At the heart of the discussion is the notion that shale resources are near infinite, or near enough infinite that claims such as “100 years of natural gas” are bandied about with complete seriousness, even by presidents. Before reaching that conclusion though, it would be wise to not just consider how large the high quality parts are (as done last week) but also how these resources being developed.
A good way to do that is to compare it to a resource that has been extremely well developed. In a twist of irony, a useful (but admittedly not exact) parallel is the world’s largest oil field. The source of the irony is that the field is 100 percent government owned and controlled. One does not often associate government ownership with optimal stewardship, but in this instance we may have to admit that in at least one instance it worked.
The field is Ghawar, Saudi Arabia’s oil production backbone. This monster has been producing since the 1950s and still produces close to 5 million b/d. The reservoir is roughly 160 miles by 16 miles, and Saudi Aramco (operator) has done an impressive job of stewarding this crown jewel, which by itself contained more reserves than all but 7 nations.
Saudi Aramco has applied a sort of finite element analysis to the field, mapping it in three dimensions with millions of data points captured from each well bore and horizontal lateral. Each wellbore has been, where possible, mapped out in roughly one meter increments. The purpose was to build as complete a picture as possible of the numerous fractures and faults that help explain areas of extremely high productivity. By going to such expensive lengths, the reservoir is incredibly well understood, and drilling/waterflood plans are tailored to optimize recoveries throughout the field. This explains how a field of finite size can be producing so strongly after nearly 60 years of development.
Now, let’s turn to the wild west of current reservoir development in major shale formations. A few decades ago, academic studies on the subject of horizontal well optimizations was summed up thusly: “The frontier of horizontal wireline log interpretation is being tamed mostly in Europe, where operators often run many logs to obtain detailed information about reservoir properties and geometry.” It is therefore a bit of a shock to read this 2014 Marcellus study quarterbacked by researchers from Texas: “However, running these geomechanical well logs for the entire asset is not a common practice that is associated with the cost of obtaining these well logs.” The study notes that only 30 of 100 wells in the study have complete well logs.
One hopes that the lack of interest in logging isn’t because of an assumption that the reservoirs are easy to understand, or fully understood. As another academic study points out, “Shale formations often have a complex mineralogy requiring a more sophisticated petrophysical analysis to define the relationship between desirable petrophysical and mechanical properties and elastic rock properties.”

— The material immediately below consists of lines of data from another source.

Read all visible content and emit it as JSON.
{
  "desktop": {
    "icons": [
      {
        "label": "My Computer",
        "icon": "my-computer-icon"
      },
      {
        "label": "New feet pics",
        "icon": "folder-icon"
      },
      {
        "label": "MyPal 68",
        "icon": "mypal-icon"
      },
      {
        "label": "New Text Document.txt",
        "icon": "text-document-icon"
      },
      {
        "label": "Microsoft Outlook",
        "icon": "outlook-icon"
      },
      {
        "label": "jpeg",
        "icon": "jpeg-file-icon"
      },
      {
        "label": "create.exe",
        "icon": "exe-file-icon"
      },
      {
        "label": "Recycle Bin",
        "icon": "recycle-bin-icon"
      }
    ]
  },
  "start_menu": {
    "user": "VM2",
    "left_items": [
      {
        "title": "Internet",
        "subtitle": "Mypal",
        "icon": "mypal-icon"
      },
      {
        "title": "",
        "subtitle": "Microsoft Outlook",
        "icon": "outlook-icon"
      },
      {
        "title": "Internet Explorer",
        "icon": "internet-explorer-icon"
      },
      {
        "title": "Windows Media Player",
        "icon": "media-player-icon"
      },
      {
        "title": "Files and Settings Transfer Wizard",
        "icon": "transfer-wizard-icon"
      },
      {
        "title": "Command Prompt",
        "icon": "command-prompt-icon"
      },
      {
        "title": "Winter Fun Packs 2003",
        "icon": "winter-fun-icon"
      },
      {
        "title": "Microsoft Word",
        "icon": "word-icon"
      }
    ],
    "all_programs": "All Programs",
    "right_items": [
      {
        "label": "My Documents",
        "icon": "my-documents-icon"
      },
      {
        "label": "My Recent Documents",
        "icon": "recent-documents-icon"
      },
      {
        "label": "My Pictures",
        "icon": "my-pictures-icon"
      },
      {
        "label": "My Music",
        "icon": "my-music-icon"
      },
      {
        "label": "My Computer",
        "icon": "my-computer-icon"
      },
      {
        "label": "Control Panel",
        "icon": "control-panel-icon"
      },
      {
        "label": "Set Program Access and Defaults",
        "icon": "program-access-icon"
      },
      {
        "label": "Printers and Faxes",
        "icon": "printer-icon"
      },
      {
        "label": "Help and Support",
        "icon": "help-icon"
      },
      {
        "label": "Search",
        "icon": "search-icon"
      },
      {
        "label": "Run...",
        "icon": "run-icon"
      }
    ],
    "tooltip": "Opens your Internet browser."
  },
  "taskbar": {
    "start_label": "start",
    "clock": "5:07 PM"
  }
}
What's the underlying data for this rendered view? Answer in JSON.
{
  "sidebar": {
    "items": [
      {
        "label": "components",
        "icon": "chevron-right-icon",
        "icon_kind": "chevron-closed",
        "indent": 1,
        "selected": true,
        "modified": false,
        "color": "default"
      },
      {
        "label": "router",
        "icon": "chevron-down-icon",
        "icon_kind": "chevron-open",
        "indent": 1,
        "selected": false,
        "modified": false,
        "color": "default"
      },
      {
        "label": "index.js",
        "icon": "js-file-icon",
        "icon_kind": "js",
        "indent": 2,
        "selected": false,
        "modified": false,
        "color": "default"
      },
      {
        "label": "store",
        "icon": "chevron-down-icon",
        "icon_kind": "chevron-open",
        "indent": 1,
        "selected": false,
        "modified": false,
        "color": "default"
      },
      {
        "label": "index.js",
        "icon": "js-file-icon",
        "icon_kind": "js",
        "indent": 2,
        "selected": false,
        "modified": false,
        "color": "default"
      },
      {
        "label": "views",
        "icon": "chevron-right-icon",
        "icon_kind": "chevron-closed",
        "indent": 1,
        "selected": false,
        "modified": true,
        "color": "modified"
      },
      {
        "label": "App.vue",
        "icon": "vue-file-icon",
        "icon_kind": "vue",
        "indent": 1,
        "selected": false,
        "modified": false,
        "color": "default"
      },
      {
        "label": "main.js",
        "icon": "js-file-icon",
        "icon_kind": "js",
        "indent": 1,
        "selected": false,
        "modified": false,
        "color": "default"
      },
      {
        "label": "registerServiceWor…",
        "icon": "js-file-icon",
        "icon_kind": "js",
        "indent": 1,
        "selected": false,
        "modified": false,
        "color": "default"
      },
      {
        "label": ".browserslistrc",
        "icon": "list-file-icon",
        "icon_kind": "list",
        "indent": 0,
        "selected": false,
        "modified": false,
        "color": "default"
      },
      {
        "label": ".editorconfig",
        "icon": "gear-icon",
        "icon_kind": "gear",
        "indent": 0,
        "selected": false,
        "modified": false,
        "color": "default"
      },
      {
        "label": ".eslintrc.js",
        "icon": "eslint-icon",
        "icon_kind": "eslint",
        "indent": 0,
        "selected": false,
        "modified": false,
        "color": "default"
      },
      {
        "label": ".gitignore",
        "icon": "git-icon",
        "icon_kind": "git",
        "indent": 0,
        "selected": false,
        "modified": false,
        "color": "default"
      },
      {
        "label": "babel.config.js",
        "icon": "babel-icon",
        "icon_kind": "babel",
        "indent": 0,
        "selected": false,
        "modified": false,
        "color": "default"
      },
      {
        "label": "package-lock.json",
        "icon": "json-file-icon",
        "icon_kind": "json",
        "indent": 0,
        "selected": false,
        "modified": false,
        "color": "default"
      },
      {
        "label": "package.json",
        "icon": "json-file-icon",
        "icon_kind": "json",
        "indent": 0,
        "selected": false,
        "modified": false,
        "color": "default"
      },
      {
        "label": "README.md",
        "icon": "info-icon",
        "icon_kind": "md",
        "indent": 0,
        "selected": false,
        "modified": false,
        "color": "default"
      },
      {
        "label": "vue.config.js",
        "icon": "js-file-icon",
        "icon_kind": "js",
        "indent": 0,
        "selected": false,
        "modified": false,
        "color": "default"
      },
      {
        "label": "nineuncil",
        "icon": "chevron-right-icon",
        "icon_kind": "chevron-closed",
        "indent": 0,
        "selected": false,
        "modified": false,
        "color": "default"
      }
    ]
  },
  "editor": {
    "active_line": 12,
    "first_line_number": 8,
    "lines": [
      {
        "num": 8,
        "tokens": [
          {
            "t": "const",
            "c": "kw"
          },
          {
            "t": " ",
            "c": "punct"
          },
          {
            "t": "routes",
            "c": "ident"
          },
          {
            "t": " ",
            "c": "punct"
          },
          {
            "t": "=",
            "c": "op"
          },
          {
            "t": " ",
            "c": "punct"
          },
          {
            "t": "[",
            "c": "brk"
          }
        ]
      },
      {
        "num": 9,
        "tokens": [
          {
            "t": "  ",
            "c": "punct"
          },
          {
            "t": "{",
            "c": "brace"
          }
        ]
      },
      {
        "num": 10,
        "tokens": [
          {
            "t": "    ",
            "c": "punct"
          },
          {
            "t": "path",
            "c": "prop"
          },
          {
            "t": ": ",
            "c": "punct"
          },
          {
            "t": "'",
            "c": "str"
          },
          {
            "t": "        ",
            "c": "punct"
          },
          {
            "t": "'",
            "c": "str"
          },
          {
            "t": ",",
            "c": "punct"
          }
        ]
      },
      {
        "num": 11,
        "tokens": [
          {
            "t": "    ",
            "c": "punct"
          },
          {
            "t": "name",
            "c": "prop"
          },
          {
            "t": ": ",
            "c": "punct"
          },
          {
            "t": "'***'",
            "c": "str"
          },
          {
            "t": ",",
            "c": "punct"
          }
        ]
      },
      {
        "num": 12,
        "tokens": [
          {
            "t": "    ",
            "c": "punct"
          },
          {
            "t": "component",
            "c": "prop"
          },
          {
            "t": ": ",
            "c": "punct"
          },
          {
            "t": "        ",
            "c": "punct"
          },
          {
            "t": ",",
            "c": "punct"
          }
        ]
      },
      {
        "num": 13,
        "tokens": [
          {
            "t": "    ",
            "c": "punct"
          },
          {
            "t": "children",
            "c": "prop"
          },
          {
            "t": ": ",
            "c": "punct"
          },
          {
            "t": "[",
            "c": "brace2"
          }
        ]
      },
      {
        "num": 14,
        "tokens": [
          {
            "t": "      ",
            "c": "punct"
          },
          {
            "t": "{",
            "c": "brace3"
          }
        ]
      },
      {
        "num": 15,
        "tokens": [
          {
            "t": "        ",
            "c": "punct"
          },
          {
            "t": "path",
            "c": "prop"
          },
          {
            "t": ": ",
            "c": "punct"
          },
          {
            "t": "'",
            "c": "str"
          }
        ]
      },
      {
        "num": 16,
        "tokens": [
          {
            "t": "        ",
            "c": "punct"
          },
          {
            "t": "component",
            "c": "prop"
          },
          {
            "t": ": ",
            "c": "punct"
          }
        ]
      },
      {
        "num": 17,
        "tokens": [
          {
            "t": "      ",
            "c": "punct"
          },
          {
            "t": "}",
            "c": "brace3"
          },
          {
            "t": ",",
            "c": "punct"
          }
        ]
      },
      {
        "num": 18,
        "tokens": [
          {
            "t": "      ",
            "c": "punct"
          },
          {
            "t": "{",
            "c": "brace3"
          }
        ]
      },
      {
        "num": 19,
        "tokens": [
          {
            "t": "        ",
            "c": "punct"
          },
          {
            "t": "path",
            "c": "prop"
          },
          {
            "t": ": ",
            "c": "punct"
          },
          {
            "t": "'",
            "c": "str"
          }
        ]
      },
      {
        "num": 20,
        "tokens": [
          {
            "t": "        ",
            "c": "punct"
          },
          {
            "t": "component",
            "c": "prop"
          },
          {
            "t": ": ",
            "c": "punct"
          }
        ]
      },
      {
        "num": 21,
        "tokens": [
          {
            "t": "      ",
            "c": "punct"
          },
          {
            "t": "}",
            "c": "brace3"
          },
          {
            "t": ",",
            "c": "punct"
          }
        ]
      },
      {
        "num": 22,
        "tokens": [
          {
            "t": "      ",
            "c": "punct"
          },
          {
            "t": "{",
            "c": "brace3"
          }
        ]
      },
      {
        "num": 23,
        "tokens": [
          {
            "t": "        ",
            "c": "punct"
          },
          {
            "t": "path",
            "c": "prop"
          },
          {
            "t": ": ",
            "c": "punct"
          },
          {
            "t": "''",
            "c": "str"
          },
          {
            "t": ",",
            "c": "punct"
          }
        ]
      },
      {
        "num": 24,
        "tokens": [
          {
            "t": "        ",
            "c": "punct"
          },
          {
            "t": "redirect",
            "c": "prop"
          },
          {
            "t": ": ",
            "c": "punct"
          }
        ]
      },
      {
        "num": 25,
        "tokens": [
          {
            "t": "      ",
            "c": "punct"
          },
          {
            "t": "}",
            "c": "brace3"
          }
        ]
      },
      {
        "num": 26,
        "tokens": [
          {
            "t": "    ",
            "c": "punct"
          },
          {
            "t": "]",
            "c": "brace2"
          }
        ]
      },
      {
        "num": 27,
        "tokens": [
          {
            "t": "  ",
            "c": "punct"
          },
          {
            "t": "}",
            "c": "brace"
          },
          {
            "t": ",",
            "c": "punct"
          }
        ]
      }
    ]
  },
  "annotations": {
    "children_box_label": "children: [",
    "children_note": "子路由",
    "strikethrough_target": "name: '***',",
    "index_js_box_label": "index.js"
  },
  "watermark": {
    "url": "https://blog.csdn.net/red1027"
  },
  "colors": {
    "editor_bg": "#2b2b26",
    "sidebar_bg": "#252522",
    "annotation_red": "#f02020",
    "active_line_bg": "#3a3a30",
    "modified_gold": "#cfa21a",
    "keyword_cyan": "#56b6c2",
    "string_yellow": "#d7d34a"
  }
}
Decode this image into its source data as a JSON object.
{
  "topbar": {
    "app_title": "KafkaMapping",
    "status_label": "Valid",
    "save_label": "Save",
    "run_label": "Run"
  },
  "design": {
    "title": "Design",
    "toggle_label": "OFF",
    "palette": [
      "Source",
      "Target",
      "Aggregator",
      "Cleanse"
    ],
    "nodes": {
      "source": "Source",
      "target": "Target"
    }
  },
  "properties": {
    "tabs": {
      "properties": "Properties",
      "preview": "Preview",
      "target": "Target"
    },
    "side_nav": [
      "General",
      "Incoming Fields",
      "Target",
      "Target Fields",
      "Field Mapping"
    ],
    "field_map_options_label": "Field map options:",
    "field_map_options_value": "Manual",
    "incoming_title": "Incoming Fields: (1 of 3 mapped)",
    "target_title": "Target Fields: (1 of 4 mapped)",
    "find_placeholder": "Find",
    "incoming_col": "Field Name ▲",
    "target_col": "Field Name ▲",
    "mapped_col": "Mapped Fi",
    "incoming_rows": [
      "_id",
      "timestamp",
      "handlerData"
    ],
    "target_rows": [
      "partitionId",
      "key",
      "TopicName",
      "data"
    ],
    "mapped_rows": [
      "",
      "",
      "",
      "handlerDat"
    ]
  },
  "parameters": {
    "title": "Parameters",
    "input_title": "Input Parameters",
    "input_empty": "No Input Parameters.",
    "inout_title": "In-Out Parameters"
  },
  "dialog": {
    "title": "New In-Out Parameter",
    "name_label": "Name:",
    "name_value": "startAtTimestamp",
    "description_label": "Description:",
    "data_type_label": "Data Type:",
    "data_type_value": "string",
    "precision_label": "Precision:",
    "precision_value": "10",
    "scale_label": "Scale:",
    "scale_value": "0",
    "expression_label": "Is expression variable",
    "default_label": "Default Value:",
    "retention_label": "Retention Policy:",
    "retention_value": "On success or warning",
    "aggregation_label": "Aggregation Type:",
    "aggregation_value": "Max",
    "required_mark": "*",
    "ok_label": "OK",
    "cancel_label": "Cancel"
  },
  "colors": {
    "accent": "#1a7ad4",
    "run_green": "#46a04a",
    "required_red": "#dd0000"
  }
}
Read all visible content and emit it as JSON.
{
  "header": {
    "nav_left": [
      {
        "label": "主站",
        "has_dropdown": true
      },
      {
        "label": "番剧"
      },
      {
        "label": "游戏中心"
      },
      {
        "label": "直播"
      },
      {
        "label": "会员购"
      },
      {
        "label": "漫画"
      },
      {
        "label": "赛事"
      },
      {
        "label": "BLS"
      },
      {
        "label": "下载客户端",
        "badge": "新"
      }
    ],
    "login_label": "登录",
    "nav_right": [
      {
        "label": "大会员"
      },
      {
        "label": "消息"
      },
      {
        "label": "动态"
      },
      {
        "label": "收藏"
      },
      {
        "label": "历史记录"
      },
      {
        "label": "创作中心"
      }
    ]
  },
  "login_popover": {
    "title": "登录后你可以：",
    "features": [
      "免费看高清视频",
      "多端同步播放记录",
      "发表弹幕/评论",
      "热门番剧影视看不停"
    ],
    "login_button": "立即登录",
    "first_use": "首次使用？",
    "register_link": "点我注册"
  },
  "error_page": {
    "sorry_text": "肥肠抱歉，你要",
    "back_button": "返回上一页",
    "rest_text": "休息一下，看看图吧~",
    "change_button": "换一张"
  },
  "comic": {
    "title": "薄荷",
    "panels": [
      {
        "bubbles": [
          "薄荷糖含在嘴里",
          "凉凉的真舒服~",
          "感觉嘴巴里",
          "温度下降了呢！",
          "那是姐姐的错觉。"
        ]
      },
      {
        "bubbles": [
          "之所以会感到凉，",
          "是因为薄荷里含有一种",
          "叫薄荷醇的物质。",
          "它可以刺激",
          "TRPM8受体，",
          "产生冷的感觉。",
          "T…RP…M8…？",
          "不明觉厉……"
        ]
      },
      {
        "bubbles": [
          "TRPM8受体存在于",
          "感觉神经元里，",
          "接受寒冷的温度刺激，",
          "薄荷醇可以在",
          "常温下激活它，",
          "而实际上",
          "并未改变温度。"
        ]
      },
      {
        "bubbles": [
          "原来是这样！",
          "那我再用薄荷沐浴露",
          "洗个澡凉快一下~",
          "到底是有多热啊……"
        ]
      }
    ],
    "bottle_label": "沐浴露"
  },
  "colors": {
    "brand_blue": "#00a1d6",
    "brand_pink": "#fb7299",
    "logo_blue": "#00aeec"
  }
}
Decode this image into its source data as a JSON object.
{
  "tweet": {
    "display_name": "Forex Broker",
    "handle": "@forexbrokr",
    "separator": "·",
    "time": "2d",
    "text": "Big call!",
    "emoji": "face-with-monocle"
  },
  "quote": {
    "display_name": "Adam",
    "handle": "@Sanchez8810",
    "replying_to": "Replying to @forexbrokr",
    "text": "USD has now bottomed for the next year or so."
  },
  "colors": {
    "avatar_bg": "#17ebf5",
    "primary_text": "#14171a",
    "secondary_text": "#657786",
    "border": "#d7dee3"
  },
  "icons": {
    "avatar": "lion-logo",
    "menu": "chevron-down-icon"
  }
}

Which brings us to the scary conclusion that companies appear to be skimping on data gathering to save money. A scary conclusion but a highly plausible one. In these capital-starved times, companies have to show that they’re not only setting new records for well productivity, but that they’re doing it for next to nothing. A recent conference call featuring the CEO of Eclipse Resources illustrates the point way better than I could. The company recently drilled a record-length horizontal well (3.5 miles) and blasted it with so many fracks that proppant flew out of local flower beds like spit balls (just a slight exaggeration). In the transcript, the CEO made no reference to reservoir optimization but mentioned cost or cost reduction 7 times (the COO was more technical and only discussed cost 5 times). The closest reference to even the slightest attempt at reservoir management was a comment that “We do not manage our wells for maximum 24 hour IP rates just to get a headline.” That sounds sort of encouraging for those hoping for signs of intelligence, until that notion gets flung out the window in the next sentence with the observation that “we are very encouraged to already be producing at our managed shale target production rates for this well in less than 48 hours of production.” They may not manage IP’s to make headlines, but they mindlessly chew up the best parts of their reservoir to get them. It is a very strange world.
That would be all academic if these extraction wizards (how come every single one of them has wells that exceed type curves?) clearly understood what was going on, and could show it. They talk like they do, and crank out endless slides with images of perfect little fracks all in a row. But then along comes an executive from one of the major fracking companies who admits with admirable frankness that probably 60 percent of fracks are ineffective.
If even part of that is true, and if shale reservoirs are indeed complex, how smart is it to be drilling three and a half mile horizontals in order to brag about low cost-per-foot metrics when there will be no second chance to maximize recovery from that unique piece of reservoir? As has been discussed previously, long-lateral horizontals have long ago exceeded the ability of companies to service the wells properly.
For those who aren’t into esoteric agricultural gossip, feral pigs, when introduced to new environments, quickly destroy the most valuable parts if left unchecked. I take no pleasure in making the comparison, but hey it’s not me screwing up those wonderful reservoirs to make analysts happy.
Read more insightful analysis from Terry Etam here